The following are some of the common violations our exam teams in each industry found during examinations in the last quarter:
- MSB Programs
- Mortgage Originations – Mortgage Broker
- Mortgage Originations – Consumer Loan
- Mortgage Servicing
- Escrow Agent
Changes – Remember to make timely updates to material business changes in the NMLS. You must do so within 30 days. See WAC 208-690-110, and for changes of control see WAC 208-690-115.
Permissible Investment (PI) and Transmission Liability Reporting and Coverage – You must prepare and maintain monthly PI reports in order to demonstrate adequate PI as required under RCW 19.230.200 and RCW 19.230.210. Note, the Department provides model PI and Average Daily Transmission Liability (ADTL) forms for your use on the agency’s website.
Money Transmission Volume Reporting – You must ensure that all licensed money transmission activity volumes are accurately reported annually within the Annual Assessment Report AND quarterly through the NMLS call reports. Accurate volume is necessary to determine financial requirements for surety bond amounts, tangible net worth, and PI and ADTL. Reported volumes will be reviewed and compared between Annual Assessments, the NMLS, and examination documentation for accuracy and consistency. Inaccurate volume reporting could lead to violations of multiple statutes, including, but not limited to: RCW 19.230.050, RCW 19.230.060, 19.230.110, RCW 19.230.152, and RCW 19.230.200.
Mortgage Originations – Mortgage Broker
The most common violations over the last quarter are:
- Failure to file accurate MCRs
- Failure to develop and implement an adequate Anti-Money Laundering program
- Failure to develop a compliant business resumption plan
The first two are common and have been for years. As a matter of reason, MCR applications in process at the end of the prior quarter must equal applications in process at the beginning of the current quarter. Many times the reported count and principal balance do not match from the end of one quarter to the beginning of the next. Though examiners are seeing better AML programs, actually tailored for a mortgage broker business rather than a money services business, we continue to see lax implementation around the training and independent testing requirements. If the program says there is yearly staff training and independent testing, examiners will ask for the records.
The common defect in business resumption plans is many do not address possible business disruptions, such as natural disasters (earthquake, volcanic eruption, flood). Brokers should brainstorm various scenarios that could disrupt the business and decide how they will react in that situation. For instance, how would business continue if local internet and/or cell service is out for an extended period? The Department understands companies cannot foresee all possible scenarios or have a solution for every possible disaster. However, many companies say their information is in the cloud, so business is protected from disruption. That is not necessarily true; business resumption plans should be detailed and comprehensive.
Mortgage Originations – Consumer Loans
Surety Bonds – The amount of the surety bond licensees are required to hold is based on the volume of activity from the prior year. Licensees must review and update surety bond amounts based on previous year volume by March 1 of each year. See WAC 208-620-320.

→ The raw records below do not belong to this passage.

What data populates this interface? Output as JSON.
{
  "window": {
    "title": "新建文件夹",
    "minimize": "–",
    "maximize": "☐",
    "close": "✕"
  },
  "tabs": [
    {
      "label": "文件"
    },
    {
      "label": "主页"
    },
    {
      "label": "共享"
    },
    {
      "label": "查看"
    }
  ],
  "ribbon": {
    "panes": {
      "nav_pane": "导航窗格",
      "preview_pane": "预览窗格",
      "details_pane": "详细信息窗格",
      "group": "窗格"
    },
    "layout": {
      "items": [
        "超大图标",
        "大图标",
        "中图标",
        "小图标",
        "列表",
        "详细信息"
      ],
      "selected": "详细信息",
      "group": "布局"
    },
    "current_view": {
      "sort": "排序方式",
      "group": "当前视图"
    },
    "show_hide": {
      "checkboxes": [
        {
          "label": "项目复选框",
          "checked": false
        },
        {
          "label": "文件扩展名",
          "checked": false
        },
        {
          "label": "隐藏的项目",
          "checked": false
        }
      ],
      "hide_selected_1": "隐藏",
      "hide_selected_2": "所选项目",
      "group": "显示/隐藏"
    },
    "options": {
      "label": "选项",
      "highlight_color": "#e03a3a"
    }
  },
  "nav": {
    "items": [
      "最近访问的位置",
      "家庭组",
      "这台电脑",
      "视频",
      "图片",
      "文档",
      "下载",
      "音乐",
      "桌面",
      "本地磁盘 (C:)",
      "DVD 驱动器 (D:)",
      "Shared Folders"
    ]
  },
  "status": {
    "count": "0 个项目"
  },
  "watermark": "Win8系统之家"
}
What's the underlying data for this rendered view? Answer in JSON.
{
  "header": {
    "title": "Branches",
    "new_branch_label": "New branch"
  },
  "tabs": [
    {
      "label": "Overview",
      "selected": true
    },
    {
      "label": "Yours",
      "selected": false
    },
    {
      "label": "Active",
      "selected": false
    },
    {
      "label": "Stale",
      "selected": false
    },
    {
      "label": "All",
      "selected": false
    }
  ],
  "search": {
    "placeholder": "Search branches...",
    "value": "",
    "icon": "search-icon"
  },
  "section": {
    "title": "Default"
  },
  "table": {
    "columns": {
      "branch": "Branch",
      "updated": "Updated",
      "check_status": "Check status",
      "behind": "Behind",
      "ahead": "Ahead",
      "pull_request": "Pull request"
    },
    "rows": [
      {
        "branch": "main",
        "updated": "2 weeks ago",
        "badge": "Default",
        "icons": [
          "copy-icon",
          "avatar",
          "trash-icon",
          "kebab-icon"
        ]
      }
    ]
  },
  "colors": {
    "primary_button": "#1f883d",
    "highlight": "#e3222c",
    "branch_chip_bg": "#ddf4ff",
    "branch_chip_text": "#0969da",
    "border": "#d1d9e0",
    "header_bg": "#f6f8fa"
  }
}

Supervisory Plans – This continues to be one of the most common examination findings. WAC 208-620-301(6) requires that licensed managers prepare and maintain written supervisory plans for the employees they supervise. Plans must include the number of employees supervised, their physical locations, how the supervisor will adequately supervise employees not in the same location as the supervisor, and the type and volume of work performed by the supervised employees. The Department publishes a model supervisory plan template that can be found at Consumer Loan Companies Forms.
Mortgage Loan Servicing
The most common residential mortgage loan servicing violations over the last quarter are:
- Failed to file accurate Consolidated Annual Reports
- Failed to properly maintain escrow accounts
- Failed to provide accurate and complete escrow analyses
Examiners continue to find annual reporting as of December 31 of the subject year whereas the instructions ask for all servicing accounts during the year, including loans paid off or transferred out during the year. Another error is misreporting loans subserviced by servicers licensed under the Consumer Loan Act or not licensed under the Act. Depository servicers are not licensed under the Consumer Loan Act, while non-depository servicers are licensed under the Act.
Escrow account errors involve paying taxes or insurance late and not canceling forced placed insurance as of the date a borrower obtains homeowners insurance. Inaccurate escrow analyses usually do not include all the months in an escrow account computation year.
Overall, escrow agents’ compliance remains strong. Common violations usually involve failure to perform duties expeditiously, such as not refunding property tax overpayments in a timely manner. The Department also cited overdrawn escrow accounts when insufficient recording fees were collected. Agents must deposit sufficient funds in to the trust account before disbursing fees.